First American Women in space
On June 18, 1983 Sally Ride became the first American women in space. She was on a space shuttle mission to work the robotic arm. She used the robotic arm to help put satellites into space. She flew on the space shuttle again in 1984.
Sally Ride was born May 26, 1951. She lived in California. After Sally graduated high school she went to Stanford University, which is in California. Sally earned her degree in physics (which is a type of science). NASA started looking for women astronauts in 1977. Sally was one of six women picked. She originally did not want to be an astronaut, she actually wanted to be a professional tennis player. June 18, 1983 Sally became the first American women in space. She was the mission specialist on this mission. The mission specialist uses the robotic arm, goes on spacewalks, and does science experiments. June 24, 1983 her shuttle landed back on earth. Sally died July 23, 2012 due to pancreatic cancer and this was not caused by her mission in space.

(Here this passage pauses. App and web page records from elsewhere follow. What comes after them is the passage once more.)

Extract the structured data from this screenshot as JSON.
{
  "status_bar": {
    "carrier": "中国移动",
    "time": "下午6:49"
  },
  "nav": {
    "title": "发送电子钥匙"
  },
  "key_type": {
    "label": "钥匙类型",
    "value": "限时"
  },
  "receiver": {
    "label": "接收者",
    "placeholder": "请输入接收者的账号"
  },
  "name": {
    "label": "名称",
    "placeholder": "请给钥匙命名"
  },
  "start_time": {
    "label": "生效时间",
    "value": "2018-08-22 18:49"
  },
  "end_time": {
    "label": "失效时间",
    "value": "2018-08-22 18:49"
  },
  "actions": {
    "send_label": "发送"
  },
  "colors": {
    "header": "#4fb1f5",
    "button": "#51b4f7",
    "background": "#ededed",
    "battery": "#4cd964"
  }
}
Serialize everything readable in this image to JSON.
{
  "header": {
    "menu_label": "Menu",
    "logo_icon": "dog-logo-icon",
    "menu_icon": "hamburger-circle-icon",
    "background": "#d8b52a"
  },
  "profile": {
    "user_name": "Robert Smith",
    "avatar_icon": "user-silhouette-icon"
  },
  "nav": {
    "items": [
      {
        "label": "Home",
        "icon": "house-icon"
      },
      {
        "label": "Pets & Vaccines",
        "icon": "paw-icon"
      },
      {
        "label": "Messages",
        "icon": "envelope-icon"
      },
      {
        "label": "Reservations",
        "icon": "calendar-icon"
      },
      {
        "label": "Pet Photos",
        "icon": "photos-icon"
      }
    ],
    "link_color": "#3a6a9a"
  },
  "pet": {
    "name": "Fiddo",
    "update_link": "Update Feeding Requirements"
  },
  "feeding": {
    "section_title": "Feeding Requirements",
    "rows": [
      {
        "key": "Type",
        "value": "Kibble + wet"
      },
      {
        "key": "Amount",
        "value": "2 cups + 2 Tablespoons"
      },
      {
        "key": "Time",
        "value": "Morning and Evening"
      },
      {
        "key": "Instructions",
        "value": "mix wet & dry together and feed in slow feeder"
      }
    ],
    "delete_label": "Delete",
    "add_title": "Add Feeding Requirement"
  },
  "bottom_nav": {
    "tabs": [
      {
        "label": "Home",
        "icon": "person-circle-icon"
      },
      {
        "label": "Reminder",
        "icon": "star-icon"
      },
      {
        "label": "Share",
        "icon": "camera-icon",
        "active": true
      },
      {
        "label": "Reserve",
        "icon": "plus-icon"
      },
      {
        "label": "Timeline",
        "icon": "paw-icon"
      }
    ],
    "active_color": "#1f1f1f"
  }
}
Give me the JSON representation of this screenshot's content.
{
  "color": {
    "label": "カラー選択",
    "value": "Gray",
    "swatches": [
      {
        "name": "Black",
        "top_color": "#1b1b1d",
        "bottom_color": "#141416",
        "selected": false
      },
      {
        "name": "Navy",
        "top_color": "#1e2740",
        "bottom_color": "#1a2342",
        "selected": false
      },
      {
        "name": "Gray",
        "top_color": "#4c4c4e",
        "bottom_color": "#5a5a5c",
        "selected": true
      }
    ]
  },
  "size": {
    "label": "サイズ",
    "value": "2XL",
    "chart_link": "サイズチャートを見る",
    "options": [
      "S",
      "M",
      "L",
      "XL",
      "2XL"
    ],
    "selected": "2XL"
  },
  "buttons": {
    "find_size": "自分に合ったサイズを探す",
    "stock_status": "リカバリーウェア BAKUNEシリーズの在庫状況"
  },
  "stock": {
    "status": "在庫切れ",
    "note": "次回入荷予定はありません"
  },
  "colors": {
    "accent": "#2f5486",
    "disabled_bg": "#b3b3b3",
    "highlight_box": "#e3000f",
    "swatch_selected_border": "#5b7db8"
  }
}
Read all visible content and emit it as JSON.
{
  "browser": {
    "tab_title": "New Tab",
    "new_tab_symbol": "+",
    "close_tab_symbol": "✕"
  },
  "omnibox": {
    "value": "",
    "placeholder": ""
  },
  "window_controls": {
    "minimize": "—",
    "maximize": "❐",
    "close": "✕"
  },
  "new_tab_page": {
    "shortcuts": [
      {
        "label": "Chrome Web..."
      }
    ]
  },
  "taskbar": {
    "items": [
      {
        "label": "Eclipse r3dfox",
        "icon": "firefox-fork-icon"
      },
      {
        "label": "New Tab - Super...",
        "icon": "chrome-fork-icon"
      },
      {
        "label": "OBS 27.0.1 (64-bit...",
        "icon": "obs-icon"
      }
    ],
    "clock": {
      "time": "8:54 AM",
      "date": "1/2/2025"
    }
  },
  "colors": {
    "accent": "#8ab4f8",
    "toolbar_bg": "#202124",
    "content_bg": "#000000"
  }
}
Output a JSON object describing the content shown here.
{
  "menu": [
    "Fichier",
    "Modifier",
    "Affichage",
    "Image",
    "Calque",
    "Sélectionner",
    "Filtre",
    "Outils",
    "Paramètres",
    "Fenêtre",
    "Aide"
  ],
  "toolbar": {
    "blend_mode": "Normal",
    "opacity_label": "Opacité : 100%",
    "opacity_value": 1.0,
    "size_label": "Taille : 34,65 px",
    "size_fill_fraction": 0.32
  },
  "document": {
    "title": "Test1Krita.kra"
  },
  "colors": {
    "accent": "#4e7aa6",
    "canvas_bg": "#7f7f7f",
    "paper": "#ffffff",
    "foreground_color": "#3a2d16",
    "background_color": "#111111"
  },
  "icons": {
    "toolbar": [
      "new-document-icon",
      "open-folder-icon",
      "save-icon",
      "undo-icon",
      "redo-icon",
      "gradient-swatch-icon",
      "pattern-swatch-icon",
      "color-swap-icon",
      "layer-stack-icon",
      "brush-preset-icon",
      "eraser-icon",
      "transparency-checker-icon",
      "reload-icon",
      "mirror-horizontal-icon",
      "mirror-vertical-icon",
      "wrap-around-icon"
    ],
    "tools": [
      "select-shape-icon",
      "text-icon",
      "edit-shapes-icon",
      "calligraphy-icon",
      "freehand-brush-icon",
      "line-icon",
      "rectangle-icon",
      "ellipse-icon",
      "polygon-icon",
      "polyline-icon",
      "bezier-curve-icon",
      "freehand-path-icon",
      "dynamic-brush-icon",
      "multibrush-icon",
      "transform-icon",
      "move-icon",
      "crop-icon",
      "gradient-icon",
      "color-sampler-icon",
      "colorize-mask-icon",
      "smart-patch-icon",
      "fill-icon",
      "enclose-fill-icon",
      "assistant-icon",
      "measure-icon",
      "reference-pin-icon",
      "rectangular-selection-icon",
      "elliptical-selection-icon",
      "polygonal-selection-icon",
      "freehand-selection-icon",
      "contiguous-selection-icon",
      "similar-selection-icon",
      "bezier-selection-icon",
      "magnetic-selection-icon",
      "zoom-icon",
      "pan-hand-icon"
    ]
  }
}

The main goal of Sally Ride's first mission was to deploy two satellites in space. They used those satellites for experiments, such as studying affects on space and the social behavior of an ant colony with no gravity. This goal was accomplished. Sally had her own goal of closing the gender gap in the astronaut field. This goal of hers was accomplished. None of the astronauts were killed while serving this mission.